Many fairs allow period-appropriate weapons like knives and swords, but they must all be peace-tied so that they cannot be unsheathed. Good fairs don’t let you poke each other’s eyes out, no matter how cool your new dagger is.
Here are some of the best current and upcoming northeast Renaissance fairs this season.
The New York Ren Faire is held annually in Tuxedo Park, on weekends from August to late September. The Renaissance fair is presided over by a young Queen Elizabeth I, and protected by Robin Hood and his merry men. The Robin Hood plot line plays out in different locations over the course of the fair day, with the joust as the finale. This is a huge, sprawling fair that has permanent fairgrounds and a stable of amazing actors and performers. Take a look at my visit in the video above.
King Richard’s Faire – Carver, Mass.
King Richard’s Faire in Carver, Mass., runs on September and October weekends, including Labor Day and Columbus Day. Best of all, AAA members can save up to $4 on admission. Enjoy bards, acrobats, fire-eaters, puppeteers and more on eight different performance stages in the fictional land of Carvershire. The fair even has a big cats show, with a white lion and tiger cubs. There are plenty of opportunities for fairgoers to get involved in their variety of contests determining who will get to accompany King Richard himself on the joust dais. Check out our chat with the king and queen of the fair!
The Medieval Festival at Fort Tryon Park – New York, N.Y.
Fort Tryon Park’s Medieval Festival in New York City is a one-day-only event (Sept. 30), but it’s not small by any means. With crowds of up to 60,000 fairgoers, the festival transforms Fort Tryon Park into a bustling medieval marketplace. You can see shows, buy amazing artisan goods and interact with a variety of costumed characters. And here’s the best part: Festival admission is free.
The Connecticut Renaissance Faire – Lebanon, Conn.
The Connecticut Renaissance Faire, otherwise known as the King Arthur Harvest Faire, has a main storyline themed around the Knights of the Round Table. That’s not all, though. Weekends from September through October, it offers a built-in live action role-playing element, which pulls you into the world of the fair and allows you to choose a class and level up your fair persona. It has the usual fair fare, like merchants and wandering characters, as well as more unique features like a living history encampment and a knight school.
New Hampshire Highland Games & Festival – Concord, N.H.
On Sept. 21-23, come visit one of the largest and most diverse Scottish games in North America. This fair celebrates everything Gaelic, from bagpipes to kilts to caber tosses. There is a large living history element to the festival, as fairgoers can interact with their living history Scottish encampment. There are also merchants, artisans, and authentic Scottish foods and dancers.
The Eastport Pirate Festival – Eastport, Maine

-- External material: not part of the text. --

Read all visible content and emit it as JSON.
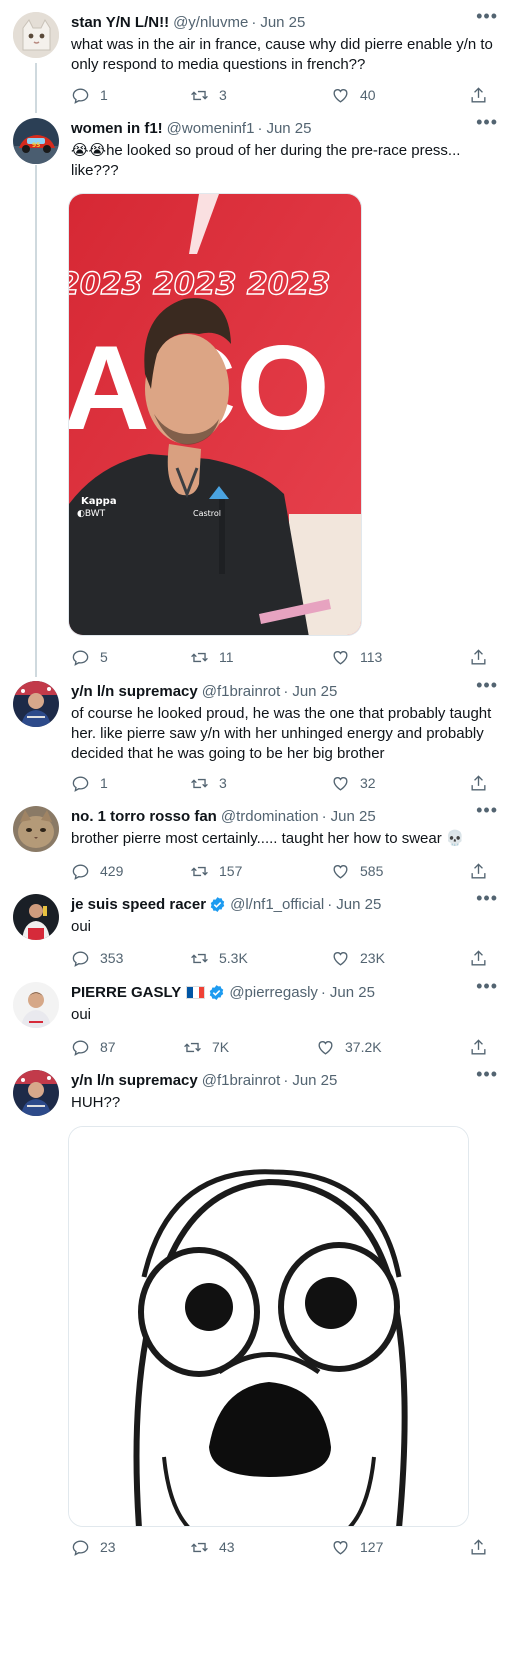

Speaking of pirate invasions, the Eastport Pirate Festival invades Maine for one weekend every September. This year, the festival will take place Sept. 6-8. Pirates have always been present in the marginalia of Renaissance fairs, but this fair puts pirates at the center. There are boat races, costume contests and a pirate ball. Prospective pirates will love the cutlass and cannon demonstrations, as well as the crowning of the pirate king and queen.
The Pennsylvania Renaissance Faire – Manheim, Pa.
On weekends through Oct. 27, the grounds of Mount Hope Estate play host to the Pennsylvania Renaissance Faire. Ruled over by Henry VIII and Catherine of Aragon, the fair offers over 90 stage shows to entertain and immerse fairgoers into its world. Costumed characters mill about the fair, filling the grounds with laughter, dance and song. Each weekend of the fair has a different theme, from a pirate invasion to an Oktoberfest celebration.
For information on inns and keeps in which to take shelter throughout thine journey, visit ye olde AAA.com/Hotels.